## To do
Send every record back word for word.

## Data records
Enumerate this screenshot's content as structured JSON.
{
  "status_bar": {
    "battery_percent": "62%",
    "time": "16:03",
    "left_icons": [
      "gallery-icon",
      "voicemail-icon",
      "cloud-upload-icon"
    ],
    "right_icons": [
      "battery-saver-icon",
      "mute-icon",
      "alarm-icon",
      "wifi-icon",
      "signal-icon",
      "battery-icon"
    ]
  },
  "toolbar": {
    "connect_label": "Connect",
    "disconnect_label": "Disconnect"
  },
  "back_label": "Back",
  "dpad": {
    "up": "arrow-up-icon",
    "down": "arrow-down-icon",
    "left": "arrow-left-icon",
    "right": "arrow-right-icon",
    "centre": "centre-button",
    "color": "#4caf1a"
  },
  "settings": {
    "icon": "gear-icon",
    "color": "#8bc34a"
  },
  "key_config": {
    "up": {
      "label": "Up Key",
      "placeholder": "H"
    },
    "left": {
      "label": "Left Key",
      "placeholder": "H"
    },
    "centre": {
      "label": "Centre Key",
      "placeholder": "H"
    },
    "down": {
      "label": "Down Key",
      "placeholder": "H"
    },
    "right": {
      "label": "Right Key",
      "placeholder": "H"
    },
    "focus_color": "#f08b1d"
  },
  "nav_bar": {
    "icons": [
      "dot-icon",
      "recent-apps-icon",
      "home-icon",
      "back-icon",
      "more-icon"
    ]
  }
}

## Exercise response
Enumerate this screenshot's content as structured JSON.
{
  "status_bar": {
    "battery_percent": "62%",
    "time": "16:03",
    "left_icons": [
      "gallery-icon",
      "voicemail-icon",
      "cloud-upload-icon"
    ],
    "right_icons": [
      "battery-saver-icon",
      "mute-icon",
      "alarm-icon",
      "wifi-icon",
      "signal-icon",
      "battery-icon"
    ]
  },
  "toolbar": {
    "connect_label": "Connect",
    "disconnect_label": "Disconnect"
  },
  "back_label": "Back",
  "dpad": {
    "up": "arrow-up-icon",
    "down": "arrow-down-icon",
    "left": "arrow-left-icon",
    "right": "arrow-right-icon",
    "centre": "centre-button",
    "color": "#4caf1a"
  },
  "settings": {
    "icon": "gear-icon",
    "color": "#8bc34a"
  },
  "key_config": {
    "up": {
      "label": "Up Key",
      "placeholder": "H"
    },
    "left": {
      "label": "Left Key",
      "placeholder": "H"
    },
    "centre": {
      "label": "Centre Key",
      "placeholder": "H"
    },
    "down": {
      "label": "Down Key",
      "placeholder": "H"
    },
    "right": {
      "label": "Right Key",
      "placeholder": "H"
    },
    "focus_color": "#f08b1d"
  },
  "nav_bar": {
    "icons": [
      "dot-icon",
      "recent-apps-icon",
      "home-icon",
      "back-icon",
      "more-icon"
    ]
  }
}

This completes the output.